• [Task description]:
Read the entries below and pull out each line with the string "ADME".
──────
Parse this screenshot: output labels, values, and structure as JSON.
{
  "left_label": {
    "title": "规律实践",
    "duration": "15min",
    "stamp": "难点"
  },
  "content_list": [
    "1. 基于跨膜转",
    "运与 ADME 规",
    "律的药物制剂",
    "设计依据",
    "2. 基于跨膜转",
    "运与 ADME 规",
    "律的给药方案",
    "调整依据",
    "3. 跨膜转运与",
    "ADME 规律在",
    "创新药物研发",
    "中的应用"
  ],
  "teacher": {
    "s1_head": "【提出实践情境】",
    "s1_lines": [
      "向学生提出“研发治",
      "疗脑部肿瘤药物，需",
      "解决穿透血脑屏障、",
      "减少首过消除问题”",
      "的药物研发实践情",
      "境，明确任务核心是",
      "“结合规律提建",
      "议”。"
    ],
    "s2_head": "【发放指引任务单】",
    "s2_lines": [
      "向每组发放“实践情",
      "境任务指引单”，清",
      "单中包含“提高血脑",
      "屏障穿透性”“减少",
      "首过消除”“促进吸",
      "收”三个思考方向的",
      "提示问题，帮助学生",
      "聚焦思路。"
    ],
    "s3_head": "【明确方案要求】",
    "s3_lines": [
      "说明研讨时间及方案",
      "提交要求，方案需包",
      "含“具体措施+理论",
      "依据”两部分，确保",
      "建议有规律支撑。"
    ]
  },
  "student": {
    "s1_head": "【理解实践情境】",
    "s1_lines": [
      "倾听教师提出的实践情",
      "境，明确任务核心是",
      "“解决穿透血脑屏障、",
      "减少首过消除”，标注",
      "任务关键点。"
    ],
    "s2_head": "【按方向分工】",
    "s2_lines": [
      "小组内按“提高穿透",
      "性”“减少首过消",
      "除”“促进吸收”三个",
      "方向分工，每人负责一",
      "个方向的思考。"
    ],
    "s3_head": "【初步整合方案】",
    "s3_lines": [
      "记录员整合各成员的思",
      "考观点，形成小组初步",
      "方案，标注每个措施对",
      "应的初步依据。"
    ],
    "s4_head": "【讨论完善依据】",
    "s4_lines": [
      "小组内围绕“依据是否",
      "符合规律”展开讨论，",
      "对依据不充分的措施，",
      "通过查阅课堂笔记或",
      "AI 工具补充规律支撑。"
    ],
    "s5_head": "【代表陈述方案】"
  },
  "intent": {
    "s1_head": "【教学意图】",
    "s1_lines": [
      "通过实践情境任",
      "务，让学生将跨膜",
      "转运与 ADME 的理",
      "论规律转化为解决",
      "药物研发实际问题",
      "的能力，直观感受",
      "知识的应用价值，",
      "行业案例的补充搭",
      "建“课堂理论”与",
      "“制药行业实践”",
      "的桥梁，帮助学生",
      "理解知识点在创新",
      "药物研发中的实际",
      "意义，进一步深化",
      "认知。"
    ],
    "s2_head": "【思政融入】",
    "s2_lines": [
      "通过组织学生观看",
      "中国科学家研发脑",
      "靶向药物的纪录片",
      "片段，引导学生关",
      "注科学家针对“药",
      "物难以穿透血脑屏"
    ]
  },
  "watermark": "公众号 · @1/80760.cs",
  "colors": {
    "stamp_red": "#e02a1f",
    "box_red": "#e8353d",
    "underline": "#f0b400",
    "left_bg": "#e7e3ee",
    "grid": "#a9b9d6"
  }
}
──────
• [Exercise response]:
    "运与 ADME 规",
    "运与 ADME 规",
    "ADME 规律在",
      "转运与 ADME 的理",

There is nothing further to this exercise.